I felt the strain on my knee and leg as her bony foot struck me. It was not a good kick, but it was strategically aimed. Crunch! My knee, which was already a little wonky from the marathon, was suddenly in agony.
“Ah!” I yelped. But I stayed put, pressing my gloved hand firmly into her neck.
There was blood oozing through my fingers. I could hear sneakered feet and voices coming down the hall, it was only a minute before I would have help. I looked down into the sweet cornflower blue eyes that looked up at me.
“Stop trying to kill me!” she spat through gritted teeth.
I adored her.
I smiled and said in my most reassuring voice, “I’m a nurse. I’m not here to hurt you. Mrs (Smith), just relax. You are safe.”

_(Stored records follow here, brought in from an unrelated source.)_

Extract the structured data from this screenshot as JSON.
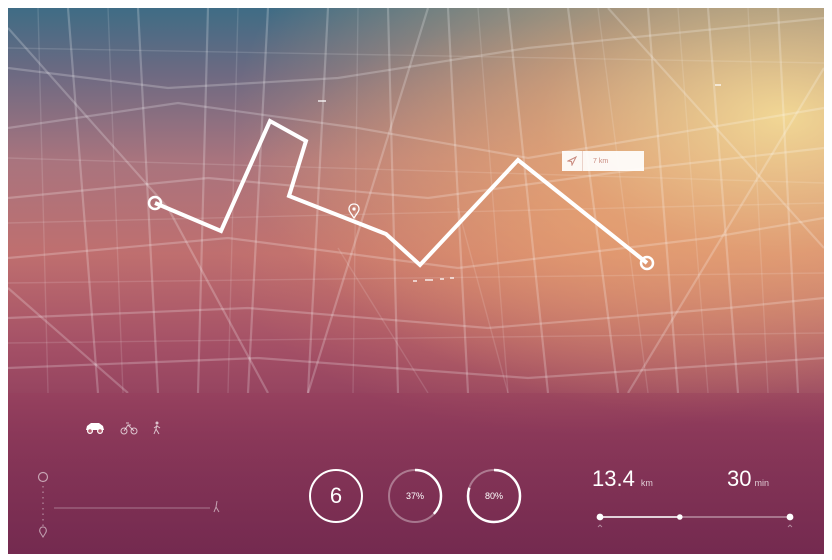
{
  "map": {
    "route_distance_tag": "7 km"
  },
  "panel": {
    "modes": [
      "car-icon",
      "bike-icon",
      "walk-icon"
    ],
    "stat_circles": [
      {
        "label": "6",
        "progress": 1.0
      },
      {
        "label": "37%",
        "progress": 0.37
      },
      {
        "label": "80%",
        "progress": 0.8
      }
    ],
    "distance": {
      "value": "13.4",
      "unit": "km"
    },
    "duration": {
      "value": "30",
      "unit": "min"
    },
    "slider_progress": 0.42
  },
  "colors": {
    "accent": "#ffffff",
    "track": "rgba(255,255,255,0.35)"
  }
}
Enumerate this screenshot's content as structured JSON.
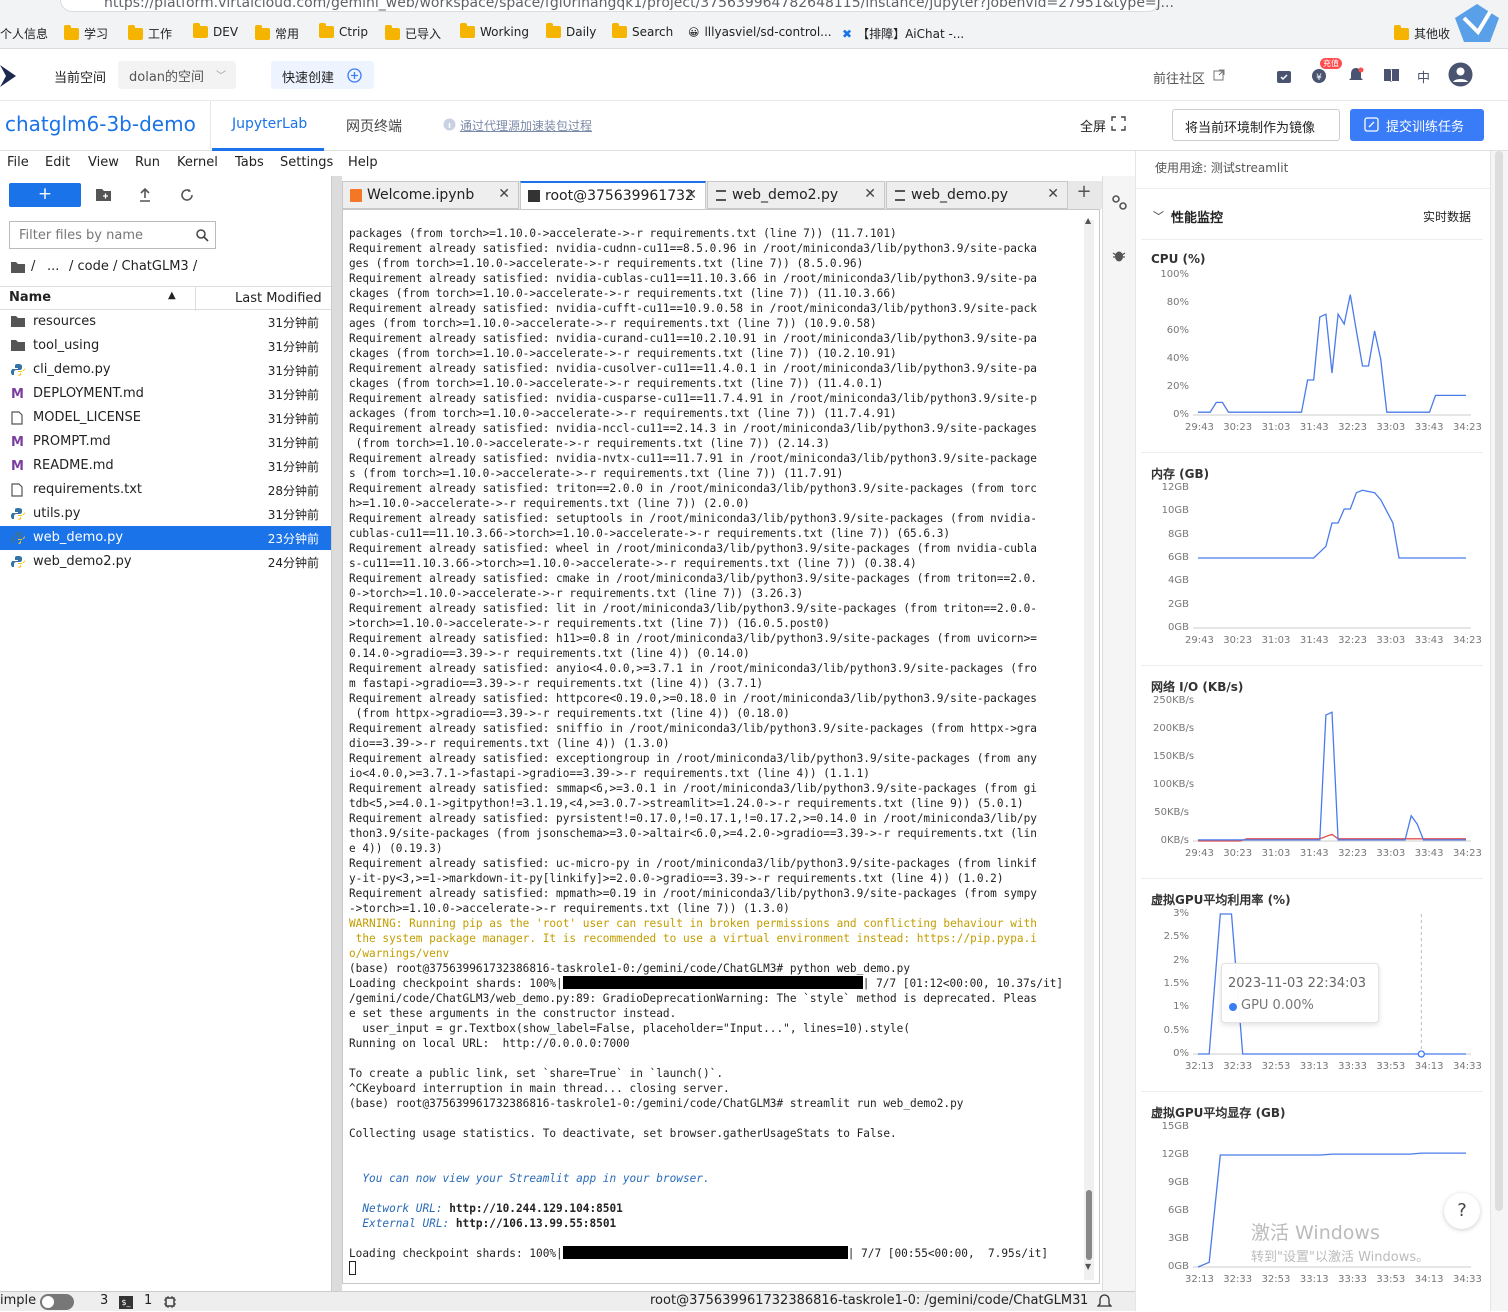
{
  "browser": {
    "url": "https://platform.virtaicloud.com/gemini_web/workspace/space/fgl0rlhangqk1/project/375639964782648115/instance/jupyter?jobenvid=27951&type=j...",
    "bookmarks": [
      "个人信息",
      "学习",
      "工作",
      "DEV",
      "常用",
      "Ctrip",
      "已导入",
      "Working",
      "Daily",
      "Search",
      "lllyasviel/sd-control...",
      "【排障】AiChat -...",
      "其他收"
    ]
  },
  "header": {
    "current_space_label": "当前空间",
    "space_name": "dolan的空间",
    "quick_create": "快速创建",
    "community": "前往社区",
    "recharge_badge": "充值",
    "lang": "中"
  },
  "subheader": {
    "project": "chatglm6-3b-demo",
    "tab_jupyter": "JupyterLab",
    "tab_terminal": "网页终端",
    "proxy_hint": "通过代理源加速装包过程",
    "fullscreen": "全屏",
    "make_image": "将当前环境制作为镜像",
    "submit": "提交训练任务"
  },
  "menu": [
    "File",
    "Edit",
    "View",
    "Run",
    "Kernel",
    "Tabs",
    "Settings",
    "Help"
  ],
  "filebrowser": {
    "filter_placeholder": "Filter files by name",
    "path": [
      "/",
      "...",
      "/ code / ChatGLM3 /"
    ],
    "col_name": "Name",
    "col_modified": "Last Modified",
    "files": [
      {
        "name": "resources",
        "mod": "31分钟前",
        "type": "folder"
      },
      {
        "name": "tool_using",
        "mod": "31分钟前",
        "type": "folder"
      },
      {
        "name": "cli_demo.py",
        "mod": "31分钟前",
        "type": "py"
      },
      {
        "name": "DEPLOYMENT.md",
        "mod": "31分钟前",
        "type": "md"
      },
      {
        "name": "MODEL_LICENSE",
        "mod": "31分钟前",
        "type": "file"
      },
      {
        "name": "PROMPT.md",
        "mod": "31分钟前",
        "type": "md"
      },
      {
        "name": "README.md",
        "mod": "31分钟前",
        "type": "md"
      },
      {
        "name": "requirements.txt",
        "mod": "28分钟前",
        "type": "file"
      },
      {
        "name": "utils.py",
        "mod": "31分钟前",
        "type": "py"
      },
      {
        "name": "web_demo.py",
        "mod": "23分钟前",
        "type": "py"
      },
      {
        "name": "web_demo2.py",
        "mod": "24分钟前",
        "type": "py"
      }
    ]
  },
  "tabs": [
    {
      "label": "Welcome.ipynb"
    },
    {
      "label": "root@375639961732"
    },
    {
      "label": "web_demo2.py"
    },
    {
      "label": "web_demo.py"
    }
  ],
  "terminal": {
    "lines": [
      "packages (from torch>=1.10.0->accelerate->-r requirements.txt (line 7)) (11.7.101)",
      "Requirement already satisfied: nvidia-cudnn-cu11==8.5.0.96 in /root/miniconda3/lib/python3.9/site-packa",
      "ges (from torch>=1.10.0->accelerate->-r requirements.txt (line 7)) (8.5.0.96)",
      "Requirement already satisfied: nvidia-cublas-cu11==11.10.3.66 in /root/miniconda3/lib/python3.9/site-pa",
      "ckages (from torch>=1.10.0->accelerate->-r requirements.txt (line 7)) (11.10.3.66)",
      "Requirement already satisfied: nvidia-cufft-cu11==10.9.0.58 in /root/miniconda3/lib/python3.9/site-pack",
      "ages (from torch>=1.10.0->accelerate->-r requirements.txt (line 7)) (10.9.0.58)",
      "Requirement already satisfied: nvidia-curand-cu11==10.2.10.91 in /root/miniconda3/lib/python3.9/site-pa",
      "ckages (from torch>=1.10.0->accelerate->-r requirements.txt (line 7)) (10.2.10.91)",
      "Requirement already satisfied: nvidia-cusolver-cu11==11.4.0.1 in /root/miniconda3/lib/python3.9/site-pa",
      "ckages (from torch>=1.10.0->accelerate->-r requirements.txt (line 7)) (11.4.0.1)",
      "Requirement already satisfied: nvidia-cusparse-cu11==11.7.4.91 in /root/miniconda3/lib/python3.9/site-p",
      "ackages (from torch>=1.10.0->accelerate->-r requirements.txt (line 7)) (11.7.4.91)",
      "Requirement already satisfied: nvidia-nccl-cu11==2.14.3 in /root/miniconda3/lib/python3.9/site-packages",
      " (from torch>=1.10.0->accelerate->-r requirements.txt (line 7)) (2.14.3)",
      "Requirement already satisfied: nvidia-nvtx-cu11==11.7.91 in /root/miniconda3/lib/python3.9/site-package",
      "s (from torch>=1.10.0->accelerate->-r requirements.txt (line 7)) (11.7.91)",
      "Requirement already satisfied: triton==2.0.0 in /root/miniconda3/lib/python3.9/site-packages (from torc",
      "h>=1.10.0->accelerate->-r requirements.txt (line 7)) (2.0.0)",
      "Requirement already satisfied: setuptools in /root/miniconda3/lib/python3.9/site-packages (from nvidia-",
      "cublas-cu11==11.10.3.66->torch>=1.10.0->accelerate->-r requirements.txt (line 7)) (65.6.3)",
      "Requirement already satisfied: wheel in /root/miniconda3/lib/python3.9/site-packages (from nvidia-cubla",
      "s-cu11==11.10.3.66->torch>=1.10.0->accelerate->-r requirements.txt (line 7)) (0.38.4)",
      "Requirement already satisfied: cmake in /root/miniconda3/lib/python3.9/site-packages (from triton==2.0.",
      "0->torch>=1.10.0->accelerate->-r requirements.txt (line 7)) (3.26.3)",
      "Requirement already satisfied: lit in /root/miniconda3/lib/python3.9/site-packages (from triton==2.0.0-",
      ">torch>=1.10.0->accelerate->-r requirements.txt (line 7)) (16.0.5.post0)",
      "Requirement already satisfied: h11>=0.8 in /root/miniconda3/lib/python3.9/site-packages (from uvicorn>=",
      "0.14.0->gradio==3.39->-r requirements.txt (line 4)) (0.14.0)",
      "Requirement already satisfied: anyio<4.0.0,>=3.7.1 in /root/miniconda3/lib/python3.9/site-packages (fro",
      "m fastapi->gradio==3.39->-r requirements.txt (line 4)) (3.7.1)",
      "Requirement already satisfied: httpcore<0.19.0,>=0.18.0 in /root/miniconda3/lib/python3.9/site-packages",
      " (from httpx->gradio==3.39->-r requirements.txt (line 4)) (0.18.0)",
      "Requirement already satisfied: sniffio in /root/miniconda3/lib/python3.9/site-packages (from httpx->gra",
      "dio==3.39->-r requirements.txt (line 4)) (1.3.0)",
      "Requirement already satisfied: exceptiongroup in /root/miniconda3/lib/python3.9/site-packages (from any",
      "io<4.0.0,>=3.7.1->fastapi->gradio==3.39->-r requirements.txt (line 4)) (1.1.1)",
      "Requirement already satisfied: smmap<6,>=3.0.1 in /root/miniconda3/lib/python3.9/site-packages (from gi",
      "tdb<5,>=4.0.1->gitpython!=3.1.19,<4,>=3.0.7->streamlit>=1.24.0->-r requirements.txt (line 9)) (5.0.1)",
      "Requirement already satisfied: pyrsistent!=0.17.0,!=0.17.1,!=0.17.2,>=0.14.0 in /root/miniconda3/lib/py",
      "thon3.9/site-packages (from jsonschema>=3.0->altair<6.0,>=4.2.0->gradio==3.39->-r requirements.txt (lin",
      "e 4)) (0.19.3)",
      "Requirement already satisfied: uc-micro-py in /root/miniconda3/lib/python3.9/site-packages (from linkif",
      "y-it-py<3,>=1->markdown-it-py[linkify]>=2.0.0->gradio==3.39->-r requirements.txt (line 4)) (1.0.2)",
      "Requirement already satisfied: mpmath>=0.19 in /root/miniconda3/lib/python3.9/site-packages (from sympy",
      "->torch>=1.10.0->accelerate->-r requirements.txt (line 7)) (1.3.0)"
    ],
    "warning": [
      "WARNING: Running pip as the 'root' user can result in broken permissions and conflicting behaviour with",
      " the system package manager. It is recommended to use a virtual environment instead: https://pip.pypa.i",
      "o/warnings/venv"
    ],
    "cmd1": "(base) root@375639961732386816-taskrole1-0:/gemini/code/ChatGLM3# python web_demo.py",
    "ckpt1_pre": "Loading checkpoint shards: 100%|",
    "ckpt1_post": "| 7/7 [01:12<00:00, 10.37s/it]",
    "after1": [
      "/gemini/code/ChatGLM3/web_demo.py:89: GradioDeprecationWarning: The `style` method is deprecated. Pleas",
      "e set these arguments in the constructor instead.",
      "  user_input = gr.Textbox(show_label=False, placeholder=\"Input...\", lines=10).style(",
      "Running on local URL:  http://0.0.0.0:7000",
      "",
      "To create a public link, set `share=True` in `launch()`.",
      "^CKeyboard interruption in main thread... closing server.",
      "(base) root@375639961732386816-taskrole1-0:/gemini/code/ChatGLM3# streamlit run web_demo2.py",
      "",
      "Collecting usage statistics. To deactivate, set browser.gatherUsageStats to False.",
      "",
      ""
    ],
    "st_view": "  You can now view your Streamlit app in your browser.",
    "net_label": "  Network URL: ",
    "net_url": "http://10.244.129.104:8501",
    "ext_label": "  External URL: ",
    "ext_url": "http://106.13.99.55:8501",
    "ckpt2_pre": "Loading checkpoint shards: 100%|",
    "ckpt2_post": "| 7/7 [00:55<00:00,  7.95s/it]"
  },
  "monitor": {
    "usage": "使用用途: 测试streamlit",
    "title": "性能监控",
    "realtime": "实时数据",
    "cpu": {
      "title": "CPU (%)",
      "yticks": [
        "100%",
        "80%",
        "60%",
        "40%",
        "20%",
        "0%"
      ],
      "xticks": [
        "29:43",
        "30:23",
        "31:03",
        "31:43",
        "32:23",
        "33:03",
        "33:43",
        "34:23"
      ],
      "color": "#4a7bea",
      "values": [
        2,
        2,
        2,
        9,
        9,
        2,
        2,
        2,
        2,
        2,
        2,
        2,
        2,
        2,
        2,
        2,
        2,
        2,
        25,
        25,
        70,
        72,
        30,
        72,
        65,
        86,
        60,
        35,
        35,
        60,
        40,
        2,
        2,
        2,
        2,
        2,
        2,
        2,
        2,
        14,
        14,
        14,
        14,
        14,
        14
      ]
    },
    "mem": {
      "title": "内存 (GB)",
      "yticks": [
        "12GB",
        "10GB",
        "8GB",
        "6GB",
        "4GB",
        "2GB",
        "0GB"
      ],
      "xticks": [
        "29:43",
        "30:23",
        "31:03",
        "31:43",
        "32:23",
        "33:03",
        "33:43",
        "34:23"
      ],
      "color": "#4a7bea",
      "values": [
        6,
        6,
        6,
        6,
        6,
        6,
        6,
        6,
        6,
        6,
        6,
        6,
        6,
        6,
        6,
        6,
        6,
        6,
        6,
        6,
        6.5,
        7,
        9,
        9,
        10.2,
        10.2,
        11.6,
        11.8,
        11.7,
        11.6,
        11,
        10,
        9,
        6,
        6,
        6,
        6,
        6,
        6,
        6,
        6,
        6,
        6,
        6,
        6
      ]
    },
    "net": {
      "title": "网络 I/O (KB/s)",
      "yticks": [
        "250KB/s",
        "200KB/s",
        "150KB/s",
        "100KB/s",
        "50KB/s",
        "0KB/s"
      ],
      "xticks": [
        "29:43",
        "30:23",
        "31:03",
        "31:43",
        "32:23",
        "33:03",
        "33:43",
        "34:23"
      ],
      "color": "#4a7bea",
      "color2": "#e05050",
      "values": [
        2,
        2,
        2,
        2,
        2,
        2,
        2,
        2,
        2,
        2,
        2,
        2,
        2,
        2,
        2,
        2,
        2,
        2,
        2,
        2,
        2,
        225,
        230,
        2,
        2,
        2,
        2,
        2,
        2,
        2,
        2,
        2,
        2,
        2,
        2,
        45,
        30,
        2,
        2,
        2,
        2,
        2,
        2,
        2,
        2
      ],
      "values2": [
        0,
        0,
        0,
        0,
        0,
        0,
        0,
        0,
        4,
        4,
        4,
        4,
        4,
        4,
        4,
        4,
        4,
        4,
        4,
        4,
        4,
        8,
        12,
        4,
        4,
        4,
        4,
        4,
        4,
        4,
        4,
        4,
        4,
        4,
        4,
        4,
        4,
        4,
        4,
        4,
        4,
        4,
        4,
        4,
        4
      ]
    },
    "gpu": {
      "title": "虚拟GPU平均利用率 (%)",
      "yticks": [
        "3%",
        "2.5%",
        "2%",
        "1.5%",
        "1%",
        "0.5%",
        "0%"
      ],
      "xticks": [
        "32:13",
        "32:33",
        "32:53",
        "33:13",
        "33:33",
        "33:53",
        "34:13",
        "34:33"
      ],
      "color": "#4a7bea",
      "values": [
        0,
        0,
        3,
        3,
        0,
        0,
        0,
        0,
        0,
        0,
        0,
        0,
        0,
        0,
        0,
        0,
        0,
        0,
        0,
        0,
        0,
        0,
        0,
        0,
        0
      ],
      "tooltip_time": "2023-11-03 22:34:03",
      "tooltip_val": "GPU 0.00%"
    },
    "gpumem": {
      "title": "虚拟GPU平均显存 (GB)",
      "yticks": [
        "15GB",
        "12GB",
        "9GB",
        "6GB",
        "3GB",
        "0GB"
      ],
      "xticks": [
        "32:13",
        "32:33",
        "32:53",
        "33:13",
        "33:33",
        "33:53",
        "34:13",
        "34:33"
      ],
      "color": "#4a7bea",
      "values": [
        0,
        0.5,
        12,
        12,
        12,
        12,
        12,
        12,
        12,
        12,
        12,
        12,
        12.1,
        12.1,
        12.1,
        12.1,
        12.1,
        12.1,
        12.1,
        12.1,
        12.2,
        12.2,
        12.2,
        12.2,
        12.2
      ]
    }
  },
  "status": {
    "mode": "imple",
    "n1": "3",
    "n2": "1",
    "path": "root@375639961732386816-taskrole1-0: /gemini/code/ChatGLM3",
    "n3": "1"
  },
  "watermark": {
    "l1": "激活 Windows",
    "l2": "转到\"设置\"以激活 Windows。"
  },
  "help": "?"
}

Sadly, I don't think she was reassured. She narrowed her eyes and dug her nails into my arm. They were long and sharp, painted an orangy red color and she triumphantly grinned as got one of them into the skin. A trickle of my blood dripped down into her bed.
And I continued to hold pressure on the open wound on her neck.
I continued to reassure her.
The rest of the nurses descended on us, and I moved from “emergency pressure holder” to “hand holder”.
By hand holder I really mean, “I continued to allow that poor woman to try to rip the skin off my arm so that other nurses could apply bandages to her bleeding jugular.”
These are my people. Sweet confused people who are so ill that they think that I, the nurse, am not who I say I am. Patient’s who call me Morris.
Patients who believe that I am people from their past who’ve come to call on them. Or haunt them.
These are my people. And I really do love them.
Regardless of how truly fond I am of my confused patients, when I got up the next morning my leg couldn’t bear weight at 100%. Holy WHAT? I was limping for much of the day because it just felt so uncomfortable. Thankfully, I
totally panicked and reached out to TMB before most people are even awake spoke rationally to a friend who recommended I head to see the Witch Dr.
At least The Witch Dr could evaluate my situation.
And thankfully, after he treated me for a solid 20 minutes with some medieval torture devices and his thumb, he pronounced me “probably ok” with a promise to “re-evaluate next week if I wasn’t 100%”.
So there you go. Walking into a patient’s room is far more dangerous for my knees than running a marathon.
And you know what I’m going to do again in a few days? Walk into that “same” patient’s room. Even if it’s a different patient.
~savor the run~